Now the carbon steel nakiri. A zero grind edge. Continuing with the mud from the previous sharpening. The feel is much like a Chocera 5k but harder. I test for contrast, not necessarily expecting it - but hoping. Low water absorption - much like a natural poishing stone. AH - I AM SEEING CONTRAST. Getting some burr formation. As expected, the stone 'cuts' or abrades carbon steel faster than powdered stainless steel. Given the contrast this stone may be an excellent followup past the 3k bamboo if you wish to maintain contrast. Effortless slice cuts with ~ 2 inch out push cuts. THe hagane or core steel is a mirror finish with some slight haze, much like the kurobakari finish seen with natural stones.
On to the Tojiro bread knife. I demonstrate how to sharpen a bread knife by determining the angle required to sharpen and then tilting the knife to just be touching the edge of the stone. This is best seen rather than described. I follow this with a deburring stroke on the side opposite the serrations just close to a flat grind against the back of the knife. Results are excellent slice cutting and push cutting if you push in an individual serration.
Overall impression - excellent touchup stone. Works well on stainless and powdered steel knives and even better on carbon steel knives where it develops and maintains contrast between the soft cladding and the core steel or hagane.

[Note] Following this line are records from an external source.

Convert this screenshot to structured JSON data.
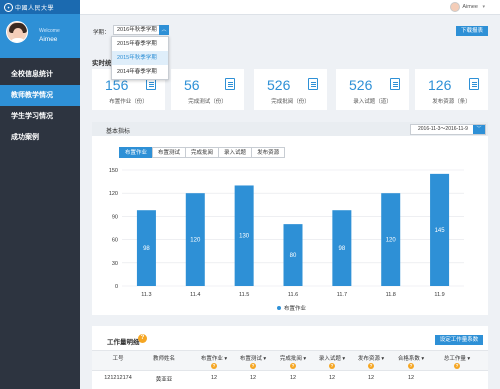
{
  "sidebar": {
    "logo_text": "中國人民大學",
    "welcome": "Welcome",
    "username": "Aimee",
    "items": [
      {
        "label": "全校信息统计",
        "active": false
      },
      {
        "label": "教师教学情况",
        "active": true
      },
      {
        "label": "学生学习情况",
        "active": false
      },
      {
        "label": "成功案例",
        "active": false
      }
    ]
  },
  "topbar": {
    "username": "Aimee"
  },
  "term": {
    "label": "学期：",
    "selected": "2016年秋季学期",
    "options": [
      {
        "label": "2015年春季学期",
        "selected": false
      },
      {
        "label": "2015年秋季学期",
        "selected": true
      },
      {
        "label": "2014年春季学期",
        "selected": false
      }
    ]
  },
  "download_label": "下载报表",
  "realtime_title": "实时统",
  "stats": [
    {
      "value": "156",
      "label": "布置作业（份）",
      "icon": "document-icon"
    },
    {
      "value": "56",
      "label": "完成测试（份）",
      "icon": "edit-icon"
    },
    {
      "value": "526",
      "label": "完成批阅（份）",
      "icon": "list-icon"
    },
    {
      "value": "526",
      "label": "录入试题（道）",
      "icon": "form-icon"
    },
    {
      "value": "126",
      "label": "发布资源（条）",
      "icon": "publish-icon"
    }
  ],
  "basic": {
    "title": "基本指标",
    "date_range": "2016-11-3～2016-11-9",
    "tabs": [
      "布置作业",
      "布置测试",
      "完成批阅",
      "录入试题",
      "发布资源"
    ]
  },
  "chart_data": {
    "type": "bar",
    "categories": [
      "11.3",
      "11.4",
      "11.5",
      "11.6",
      "11.7",
      "11.8",
      "11.9"
    ],
    "series": [
      {
        "name": "布置作业",
        "values": [
          98,
          120,
          130,
          80,
          98,
          120,
          145
        ]
      }
    ],
    "ylim": [
      0,
      150
    ],
    "yticks": [
      0,
      30,
      60,
      90,
      120,
      150
    ],
    "grid": true,
    "legend": "bottom-center",
    "bar_color": "#2e90d6"
  },
  "work": {
    "title": "工作量明细",
    "set_button": "设定工作量系数",
    "columns": [
      {
        "label": "工号",
        "help": false
      },
      {
        "label": "教师姓名",
        "help": false
      },
      {
        "label": "布置作业",
        "help": true
      },
      {
        "label": "布置测试",
        "help": true
      },
      {
        "label": "完成批阅",
        "help": true
      },
      {
        "label": "录入试题",
        "help": true
      },
      {
        "label": "发布资源",
        "help": true
      },
      {
        "label": "合格系数",
        "help": true
      },
      {
        "label": "总工作量",
        "help": true
      }
    ],
    "rows": [
      [
        "121212174",
        "黄亚亚",
        "12",
        "12",
        "12",
        "12",
        "12",
        "12",
        ""
      ]
    ]
  }
}
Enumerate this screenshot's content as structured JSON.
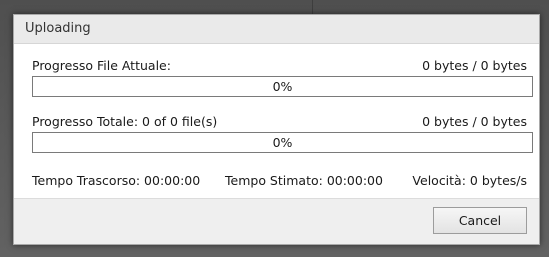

I wasn't expecting this contrasting ability so this comes as a most pleasant surprise with this stone!